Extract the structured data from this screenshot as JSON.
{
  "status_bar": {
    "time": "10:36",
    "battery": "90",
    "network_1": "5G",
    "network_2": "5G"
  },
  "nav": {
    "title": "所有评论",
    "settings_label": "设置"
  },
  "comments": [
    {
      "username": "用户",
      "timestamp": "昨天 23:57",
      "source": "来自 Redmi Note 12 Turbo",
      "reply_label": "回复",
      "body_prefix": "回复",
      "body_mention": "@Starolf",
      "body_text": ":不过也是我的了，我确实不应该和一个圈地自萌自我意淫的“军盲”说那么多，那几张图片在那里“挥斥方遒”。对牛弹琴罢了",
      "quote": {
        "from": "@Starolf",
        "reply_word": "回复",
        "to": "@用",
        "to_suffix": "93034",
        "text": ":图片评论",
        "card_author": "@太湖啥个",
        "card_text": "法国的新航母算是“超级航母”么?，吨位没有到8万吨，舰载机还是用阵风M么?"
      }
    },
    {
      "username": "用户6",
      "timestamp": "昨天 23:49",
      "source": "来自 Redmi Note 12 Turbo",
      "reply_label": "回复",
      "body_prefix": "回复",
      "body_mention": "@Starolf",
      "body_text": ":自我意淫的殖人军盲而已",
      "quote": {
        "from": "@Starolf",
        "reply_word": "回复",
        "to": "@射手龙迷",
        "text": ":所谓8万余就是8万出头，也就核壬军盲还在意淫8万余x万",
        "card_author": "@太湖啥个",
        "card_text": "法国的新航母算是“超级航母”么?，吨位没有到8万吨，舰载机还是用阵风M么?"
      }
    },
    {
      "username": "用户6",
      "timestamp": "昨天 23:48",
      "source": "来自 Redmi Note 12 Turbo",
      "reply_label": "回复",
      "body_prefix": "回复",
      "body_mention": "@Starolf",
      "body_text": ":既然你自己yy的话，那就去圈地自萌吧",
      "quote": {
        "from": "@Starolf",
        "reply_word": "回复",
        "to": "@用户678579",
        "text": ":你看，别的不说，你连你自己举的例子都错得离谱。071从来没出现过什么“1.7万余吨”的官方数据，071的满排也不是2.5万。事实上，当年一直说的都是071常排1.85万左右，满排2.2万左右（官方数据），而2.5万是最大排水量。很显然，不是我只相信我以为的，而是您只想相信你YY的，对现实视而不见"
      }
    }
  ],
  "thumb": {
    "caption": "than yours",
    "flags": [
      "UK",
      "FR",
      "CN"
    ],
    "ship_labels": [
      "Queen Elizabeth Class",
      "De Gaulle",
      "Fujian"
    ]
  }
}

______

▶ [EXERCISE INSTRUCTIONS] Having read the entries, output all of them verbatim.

▶ [ANSWER AREA]
Extract the structured data from this screenshot as JSON.
{
  "status_bar": {
    "time": "10:36",
    "battery": "90",
    "network_1": "5G",
    "network_2": "5G"
  },
  "nav": {
    "title": "所有评论",
    "settings_label": "设置"
  },
  "comments": [
    {
      "username": "用户",
      "timestamp": "昨天 23:57",
      "source": "来自 Redmi Note 12 Turbo",
      "reply_label": "回复",
      "body_prefix": "回复",
      "body_mention": "@Starolf",
      "body_text": ":不过也是我的了，我确实不应该和一个圈地自萌自我意淫的“军盲”说那么多，那几张图片在那里“挥斥方遒”。对牛弹琴罢了",
      "quote": {
        "from": "@Starolf",
        "reply_word": "回复",
        "to": "@用",
        "to_suffix": "93034",
        "text": ":图片评论",
        "card_author": "@太湖啥个",
        "card_text": "法国的新航母算是“超级航母”么?，吨位没有到8万吨，舰载机还是用阵风M么?"
      }
    },
    {
      "username": "用户6",
      "timestamp": "昨天 23:49",
      "source": "来自 Redmi Note 12 Turbo",
      "reply_label": "回复",
      "body_prefix": "回复",
      "body_mention": "@Starolf",
      "body_text": ":自我意淫的殖人军盲而已",
      "quote": {
        "from": "@Starolf",
        "reply_word": "回复",
        "to": "@射手龙迷",
        "text": ":所谓8万余就是8万出头，也就核壬军盲还在意淫8万余x万",
        "card_author": "@太湖啥个",
        "card_text": "法国的新航母算是“超级航母”么?，吨位没有到8万吨，舰载机还是用阵风M么?"
      }
    },
    {
      "username": "用户6",
      "timestamp": "昨天 23:48",
      "source": "来自 Redmi Note 12 Turbo",
      "reply_label": "回复",
      "body_prefix": "回复",
      "body_mention": "@Starolf",
      "body_text": ":既然你自己yy的话，那就去圈地自萌吧",
      "quote": {
        "from": "@Starolf",
        "reply_word": "回复",
        "to": "@用户678579",
        "text": ":你看，别的不说，你连你自己举的例子都错得离谱。071从来没出现过什么“1.7万余吨”的官方数据，071的满排也不是2.5万。事实上，当年一直说的都是071常排1.85万左右，满排2.2万左右（官方数据），而2.5万是最大排水量。很显然，不是我只相信我以为的，而是您只想相信你YY的，对现实视而不见"
      }
    }
  ],
  "thumb": {
    "caption": "than yours",
    "flags": [
      "UK",
      "FR",
      "CN"
    ],
    "ship_labels": [
      "Queen Elizabeth Class",
      "De Gaulle",
      "Fujian"
    ]
  }
}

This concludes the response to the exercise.